My left eye is the bad one. The doctors say my right eye could be corrected with typical lasik surgery; it's not that bad. My left eye, however, is already pushing the limits for being able to get contact lenses because of my astigmatism, so I knew it would be tough. And it is. The doctors deliberated over my left eye for a week before having me back to the office to decide what procedure to do. It's possible that I might have to wear a thin pair of glasses immediately following the surgery. I'll have to wait a little while my eyes heal and meet with the doctors again. My left eye could need a touch-up to ensure it's corrected properly, but I'll do it if that's what it takes.
So now, after twenty-one years of wearing glasses, I am setting myself free. While it's not cheap, it's less than I'd spend on contacts over a period of just a few years, so financially it's worth it. But when I'm free of my glasses forever, it will be worth it for the ways it will change my life.
But will I miss wearing my glasses? In some ways, yes. They're part of my life. Clearly if I need them first thing in the morning before my feet even hit the floor, they're important. I care for them. They give me my look. I am finally comfortable with wearing glasses seven days a week, thanks to maturity and needing them badly for both work and school. (The only reason I still have that solitary pair of contact lenses is for special events and roller coaster riding, which might be considered a special event.)
My look (if I do say so myself) is studious, polished. Academic. Professional (Remember my dad's "librarian glasses" remark?) I've always wanted people to take me seriously, and I feel like my glasses give me that little something extra to make sure I'm on the mark. Admit it: society thinks people who wear glasses must be smarter/geekier. Otherwise pop culture wouldn't be littered with nerds and geeks wearing glasses. Although this begs the question: does glasses-wearing beget nerdiness or does nerdiness demand glasses-wearing (whether it's from reading nonstop or getting cross-eyed playing with circuitry and chemistry sets). Would I have become a geek without my horrible eyesight or did my horrible eyesight buy me passage into the gild of the geeks?
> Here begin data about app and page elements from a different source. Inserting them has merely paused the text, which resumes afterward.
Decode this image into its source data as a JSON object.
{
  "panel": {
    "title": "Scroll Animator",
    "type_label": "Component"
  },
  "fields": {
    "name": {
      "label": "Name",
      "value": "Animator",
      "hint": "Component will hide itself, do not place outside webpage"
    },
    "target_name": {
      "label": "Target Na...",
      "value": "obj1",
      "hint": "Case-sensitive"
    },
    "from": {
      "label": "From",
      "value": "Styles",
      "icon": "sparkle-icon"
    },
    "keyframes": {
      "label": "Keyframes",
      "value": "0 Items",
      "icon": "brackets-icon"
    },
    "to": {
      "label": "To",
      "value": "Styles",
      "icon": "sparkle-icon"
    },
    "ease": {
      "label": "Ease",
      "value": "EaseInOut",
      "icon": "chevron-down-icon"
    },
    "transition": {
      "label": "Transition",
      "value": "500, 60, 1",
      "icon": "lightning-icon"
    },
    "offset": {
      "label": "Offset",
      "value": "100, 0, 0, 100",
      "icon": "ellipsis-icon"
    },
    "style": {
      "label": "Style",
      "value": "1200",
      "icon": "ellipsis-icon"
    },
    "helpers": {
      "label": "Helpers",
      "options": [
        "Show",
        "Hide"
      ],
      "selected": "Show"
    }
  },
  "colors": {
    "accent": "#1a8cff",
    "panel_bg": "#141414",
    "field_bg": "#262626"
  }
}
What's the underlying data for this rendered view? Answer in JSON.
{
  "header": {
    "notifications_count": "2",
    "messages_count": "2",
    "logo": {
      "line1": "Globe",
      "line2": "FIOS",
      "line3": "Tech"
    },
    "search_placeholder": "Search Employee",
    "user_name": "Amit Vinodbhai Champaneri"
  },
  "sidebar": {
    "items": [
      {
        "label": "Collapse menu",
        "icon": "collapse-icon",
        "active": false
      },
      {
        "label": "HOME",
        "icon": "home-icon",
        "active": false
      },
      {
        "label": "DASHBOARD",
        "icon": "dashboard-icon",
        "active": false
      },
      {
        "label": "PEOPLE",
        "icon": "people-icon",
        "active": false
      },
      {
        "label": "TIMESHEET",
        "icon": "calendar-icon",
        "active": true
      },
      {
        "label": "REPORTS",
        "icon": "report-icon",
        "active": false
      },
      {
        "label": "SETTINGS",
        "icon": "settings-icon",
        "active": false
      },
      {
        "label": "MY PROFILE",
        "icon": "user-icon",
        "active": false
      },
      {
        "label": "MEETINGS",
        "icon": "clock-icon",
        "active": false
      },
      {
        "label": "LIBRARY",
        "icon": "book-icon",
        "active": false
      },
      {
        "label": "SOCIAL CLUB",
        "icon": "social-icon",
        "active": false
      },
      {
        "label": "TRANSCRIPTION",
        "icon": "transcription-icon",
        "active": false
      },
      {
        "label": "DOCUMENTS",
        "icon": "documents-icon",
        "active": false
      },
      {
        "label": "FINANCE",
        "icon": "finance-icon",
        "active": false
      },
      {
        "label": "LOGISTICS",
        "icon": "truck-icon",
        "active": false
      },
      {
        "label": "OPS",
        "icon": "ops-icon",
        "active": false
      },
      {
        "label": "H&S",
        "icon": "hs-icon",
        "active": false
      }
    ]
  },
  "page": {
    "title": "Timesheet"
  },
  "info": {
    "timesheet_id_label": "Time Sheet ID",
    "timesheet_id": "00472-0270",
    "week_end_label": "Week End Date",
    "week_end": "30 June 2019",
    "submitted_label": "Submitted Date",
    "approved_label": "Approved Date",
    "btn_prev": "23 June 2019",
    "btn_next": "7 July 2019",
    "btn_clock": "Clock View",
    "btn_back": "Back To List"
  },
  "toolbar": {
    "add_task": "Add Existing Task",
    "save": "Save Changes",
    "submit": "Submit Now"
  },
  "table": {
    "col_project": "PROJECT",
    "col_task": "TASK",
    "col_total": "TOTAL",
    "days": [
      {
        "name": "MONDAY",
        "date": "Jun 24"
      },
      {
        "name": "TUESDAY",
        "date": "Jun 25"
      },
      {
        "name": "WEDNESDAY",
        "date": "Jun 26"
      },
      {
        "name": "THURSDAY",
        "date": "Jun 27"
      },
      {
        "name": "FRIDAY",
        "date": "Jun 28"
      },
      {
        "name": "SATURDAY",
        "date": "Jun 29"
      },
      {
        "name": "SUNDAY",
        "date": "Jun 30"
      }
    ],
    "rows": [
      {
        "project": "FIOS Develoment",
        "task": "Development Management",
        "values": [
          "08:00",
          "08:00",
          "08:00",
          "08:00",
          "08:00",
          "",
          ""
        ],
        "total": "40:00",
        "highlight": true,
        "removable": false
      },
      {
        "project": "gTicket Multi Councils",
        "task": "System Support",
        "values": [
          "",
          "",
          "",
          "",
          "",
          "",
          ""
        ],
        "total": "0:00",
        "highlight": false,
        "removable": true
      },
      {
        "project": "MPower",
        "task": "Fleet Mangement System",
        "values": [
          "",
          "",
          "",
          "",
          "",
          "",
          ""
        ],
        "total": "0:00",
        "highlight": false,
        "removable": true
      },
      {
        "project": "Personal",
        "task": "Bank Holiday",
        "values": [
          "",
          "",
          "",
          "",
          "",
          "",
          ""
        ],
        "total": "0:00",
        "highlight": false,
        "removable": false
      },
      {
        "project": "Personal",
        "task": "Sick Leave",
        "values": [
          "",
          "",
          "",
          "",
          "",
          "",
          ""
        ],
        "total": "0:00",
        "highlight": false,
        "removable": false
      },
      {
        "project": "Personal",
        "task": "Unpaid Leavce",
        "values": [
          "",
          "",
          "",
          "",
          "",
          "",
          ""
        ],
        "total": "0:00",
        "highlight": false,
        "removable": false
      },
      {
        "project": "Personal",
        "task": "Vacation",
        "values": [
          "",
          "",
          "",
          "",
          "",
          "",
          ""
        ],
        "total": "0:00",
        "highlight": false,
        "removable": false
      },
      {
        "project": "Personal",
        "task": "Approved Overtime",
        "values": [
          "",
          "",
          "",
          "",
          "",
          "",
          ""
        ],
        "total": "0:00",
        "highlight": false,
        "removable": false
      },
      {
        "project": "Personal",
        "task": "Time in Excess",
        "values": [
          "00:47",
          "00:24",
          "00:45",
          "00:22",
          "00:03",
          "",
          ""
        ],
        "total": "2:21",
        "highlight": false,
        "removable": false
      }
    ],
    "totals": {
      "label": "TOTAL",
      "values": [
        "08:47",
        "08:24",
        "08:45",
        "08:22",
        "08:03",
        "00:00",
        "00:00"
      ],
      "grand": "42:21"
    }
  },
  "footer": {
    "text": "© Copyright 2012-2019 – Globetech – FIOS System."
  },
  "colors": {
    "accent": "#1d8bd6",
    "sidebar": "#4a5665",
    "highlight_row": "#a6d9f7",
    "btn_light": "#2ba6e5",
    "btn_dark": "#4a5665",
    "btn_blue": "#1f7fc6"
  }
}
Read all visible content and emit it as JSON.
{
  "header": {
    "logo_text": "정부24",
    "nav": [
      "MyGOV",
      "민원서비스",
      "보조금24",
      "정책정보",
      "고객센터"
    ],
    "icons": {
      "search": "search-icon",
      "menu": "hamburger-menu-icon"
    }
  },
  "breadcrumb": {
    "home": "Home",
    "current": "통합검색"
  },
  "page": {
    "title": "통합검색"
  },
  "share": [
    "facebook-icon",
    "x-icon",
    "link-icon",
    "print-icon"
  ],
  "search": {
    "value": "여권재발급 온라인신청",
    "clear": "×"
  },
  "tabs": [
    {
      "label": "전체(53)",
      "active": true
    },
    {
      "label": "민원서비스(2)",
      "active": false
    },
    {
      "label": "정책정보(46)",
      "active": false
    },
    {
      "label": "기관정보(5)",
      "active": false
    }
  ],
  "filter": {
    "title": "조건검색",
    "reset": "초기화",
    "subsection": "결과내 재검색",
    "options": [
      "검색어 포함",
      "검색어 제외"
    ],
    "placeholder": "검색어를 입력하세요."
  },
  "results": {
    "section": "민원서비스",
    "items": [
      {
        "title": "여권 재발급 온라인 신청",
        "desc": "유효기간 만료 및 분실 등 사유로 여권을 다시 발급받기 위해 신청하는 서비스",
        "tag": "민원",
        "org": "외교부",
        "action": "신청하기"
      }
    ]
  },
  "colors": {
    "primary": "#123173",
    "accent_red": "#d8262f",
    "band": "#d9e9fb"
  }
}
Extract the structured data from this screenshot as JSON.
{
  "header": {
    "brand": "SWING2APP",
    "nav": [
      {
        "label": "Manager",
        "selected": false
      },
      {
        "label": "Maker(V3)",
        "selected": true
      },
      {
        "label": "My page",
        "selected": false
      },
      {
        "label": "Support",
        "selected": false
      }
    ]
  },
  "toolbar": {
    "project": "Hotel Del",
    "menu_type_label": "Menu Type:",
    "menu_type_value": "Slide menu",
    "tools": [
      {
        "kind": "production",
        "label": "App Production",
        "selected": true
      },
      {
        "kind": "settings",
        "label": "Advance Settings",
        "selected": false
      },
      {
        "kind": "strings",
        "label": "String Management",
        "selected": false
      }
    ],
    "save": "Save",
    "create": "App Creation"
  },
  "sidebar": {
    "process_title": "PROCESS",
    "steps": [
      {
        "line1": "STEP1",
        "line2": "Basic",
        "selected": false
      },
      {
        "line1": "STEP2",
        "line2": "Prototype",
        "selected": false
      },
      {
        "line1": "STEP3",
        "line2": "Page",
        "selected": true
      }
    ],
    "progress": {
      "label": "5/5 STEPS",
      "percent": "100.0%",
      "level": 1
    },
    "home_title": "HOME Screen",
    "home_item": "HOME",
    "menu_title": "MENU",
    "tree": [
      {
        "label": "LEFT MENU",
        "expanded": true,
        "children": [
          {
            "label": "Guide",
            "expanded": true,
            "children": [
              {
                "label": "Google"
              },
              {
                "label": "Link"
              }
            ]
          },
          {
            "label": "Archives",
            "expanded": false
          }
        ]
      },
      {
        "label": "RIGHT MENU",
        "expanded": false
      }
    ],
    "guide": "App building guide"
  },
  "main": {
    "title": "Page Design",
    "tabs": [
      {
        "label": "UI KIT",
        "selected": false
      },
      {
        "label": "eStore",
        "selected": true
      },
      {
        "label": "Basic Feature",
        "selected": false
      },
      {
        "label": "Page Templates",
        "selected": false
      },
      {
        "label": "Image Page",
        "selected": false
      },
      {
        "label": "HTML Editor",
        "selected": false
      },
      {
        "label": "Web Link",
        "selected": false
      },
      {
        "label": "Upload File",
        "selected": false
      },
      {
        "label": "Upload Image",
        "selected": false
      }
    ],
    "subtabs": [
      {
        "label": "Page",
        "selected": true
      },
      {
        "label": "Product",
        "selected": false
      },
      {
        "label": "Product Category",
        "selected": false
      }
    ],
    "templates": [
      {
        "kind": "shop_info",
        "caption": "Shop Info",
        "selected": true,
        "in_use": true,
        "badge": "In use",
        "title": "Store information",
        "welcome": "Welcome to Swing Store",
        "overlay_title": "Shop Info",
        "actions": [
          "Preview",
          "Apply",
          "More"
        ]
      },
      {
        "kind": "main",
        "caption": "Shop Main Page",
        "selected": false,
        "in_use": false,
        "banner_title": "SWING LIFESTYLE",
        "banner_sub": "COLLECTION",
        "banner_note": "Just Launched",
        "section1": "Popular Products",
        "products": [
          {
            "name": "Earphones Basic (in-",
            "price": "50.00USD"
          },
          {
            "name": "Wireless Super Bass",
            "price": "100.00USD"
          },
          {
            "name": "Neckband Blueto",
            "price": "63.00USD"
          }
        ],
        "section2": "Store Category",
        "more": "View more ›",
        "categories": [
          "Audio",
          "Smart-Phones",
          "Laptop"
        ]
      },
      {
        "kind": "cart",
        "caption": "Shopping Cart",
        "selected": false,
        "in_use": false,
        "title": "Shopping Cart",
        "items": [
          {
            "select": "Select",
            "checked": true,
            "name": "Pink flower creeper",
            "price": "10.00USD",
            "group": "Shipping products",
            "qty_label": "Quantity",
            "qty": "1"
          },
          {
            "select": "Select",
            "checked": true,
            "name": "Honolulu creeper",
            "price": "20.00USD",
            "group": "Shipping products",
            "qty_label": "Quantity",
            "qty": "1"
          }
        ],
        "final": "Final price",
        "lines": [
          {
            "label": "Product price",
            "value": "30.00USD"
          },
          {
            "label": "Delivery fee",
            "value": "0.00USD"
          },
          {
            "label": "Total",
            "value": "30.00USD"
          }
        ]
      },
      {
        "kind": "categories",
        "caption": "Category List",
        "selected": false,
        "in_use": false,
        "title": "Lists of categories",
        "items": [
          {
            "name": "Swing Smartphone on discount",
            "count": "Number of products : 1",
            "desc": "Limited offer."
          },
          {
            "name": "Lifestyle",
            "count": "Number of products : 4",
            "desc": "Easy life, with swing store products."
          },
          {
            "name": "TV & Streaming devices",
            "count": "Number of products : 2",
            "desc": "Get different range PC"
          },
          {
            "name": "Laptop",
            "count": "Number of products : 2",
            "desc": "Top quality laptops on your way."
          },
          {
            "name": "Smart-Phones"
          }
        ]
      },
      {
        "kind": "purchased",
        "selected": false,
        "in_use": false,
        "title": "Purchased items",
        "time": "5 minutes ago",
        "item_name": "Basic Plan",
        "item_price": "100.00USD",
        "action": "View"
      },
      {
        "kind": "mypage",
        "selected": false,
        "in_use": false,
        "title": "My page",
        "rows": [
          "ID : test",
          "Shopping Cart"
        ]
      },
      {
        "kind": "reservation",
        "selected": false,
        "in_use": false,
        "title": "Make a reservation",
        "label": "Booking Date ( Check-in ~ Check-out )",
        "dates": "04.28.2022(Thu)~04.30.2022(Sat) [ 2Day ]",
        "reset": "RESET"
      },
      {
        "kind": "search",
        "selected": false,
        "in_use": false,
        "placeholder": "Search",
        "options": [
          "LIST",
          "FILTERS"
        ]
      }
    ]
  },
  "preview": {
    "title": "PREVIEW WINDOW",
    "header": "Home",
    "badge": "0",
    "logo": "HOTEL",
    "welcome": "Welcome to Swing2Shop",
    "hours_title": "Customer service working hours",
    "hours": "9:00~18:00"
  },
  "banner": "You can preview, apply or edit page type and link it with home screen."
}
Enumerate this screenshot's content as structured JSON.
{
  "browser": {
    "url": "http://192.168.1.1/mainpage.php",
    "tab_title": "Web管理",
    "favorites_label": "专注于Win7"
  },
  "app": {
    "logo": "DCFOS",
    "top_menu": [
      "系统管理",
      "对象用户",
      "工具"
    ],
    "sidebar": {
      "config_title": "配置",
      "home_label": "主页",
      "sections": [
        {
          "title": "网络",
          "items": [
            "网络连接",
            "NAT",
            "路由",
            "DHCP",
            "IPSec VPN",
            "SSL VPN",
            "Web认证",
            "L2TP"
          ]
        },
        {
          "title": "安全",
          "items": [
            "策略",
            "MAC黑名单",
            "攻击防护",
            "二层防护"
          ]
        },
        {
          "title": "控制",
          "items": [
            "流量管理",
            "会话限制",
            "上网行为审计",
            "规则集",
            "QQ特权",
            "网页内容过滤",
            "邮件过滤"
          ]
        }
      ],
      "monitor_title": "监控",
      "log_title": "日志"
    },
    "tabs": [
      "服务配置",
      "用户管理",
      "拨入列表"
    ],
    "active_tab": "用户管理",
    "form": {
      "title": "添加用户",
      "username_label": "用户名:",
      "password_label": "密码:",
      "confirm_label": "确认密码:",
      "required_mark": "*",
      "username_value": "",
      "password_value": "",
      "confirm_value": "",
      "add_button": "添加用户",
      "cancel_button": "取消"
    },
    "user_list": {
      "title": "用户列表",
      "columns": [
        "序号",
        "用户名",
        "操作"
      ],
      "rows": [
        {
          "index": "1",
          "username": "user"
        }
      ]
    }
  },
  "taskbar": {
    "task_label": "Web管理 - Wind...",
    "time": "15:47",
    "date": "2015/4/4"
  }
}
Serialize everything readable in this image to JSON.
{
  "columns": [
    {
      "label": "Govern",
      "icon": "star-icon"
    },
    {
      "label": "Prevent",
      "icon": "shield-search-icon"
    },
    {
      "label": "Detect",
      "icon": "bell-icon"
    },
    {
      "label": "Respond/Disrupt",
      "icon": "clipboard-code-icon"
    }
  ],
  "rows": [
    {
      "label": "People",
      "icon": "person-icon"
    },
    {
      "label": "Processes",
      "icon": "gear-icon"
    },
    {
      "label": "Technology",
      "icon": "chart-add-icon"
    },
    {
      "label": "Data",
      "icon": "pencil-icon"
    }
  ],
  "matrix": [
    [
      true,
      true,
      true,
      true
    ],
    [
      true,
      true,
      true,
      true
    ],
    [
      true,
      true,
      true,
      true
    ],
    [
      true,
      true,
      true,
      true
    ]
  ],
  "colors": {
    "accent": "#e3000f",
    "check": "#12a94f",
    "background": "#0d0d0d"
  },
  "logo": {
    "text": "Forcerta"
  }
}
I will, in some ways, miss my glasses. But I think there is so much more to experience without them. No more smudges. I can buy nice sunglasses and actually wear them. No more fogged lenses when coming in from the cold. I can wear ski goggles without crunching my frames. No more spotty lenses from getting caught in the rain. I can read while laying down and not have my face hurt from my frames pressing in all the wrong places.
Yes, it will be nice to be glassesless.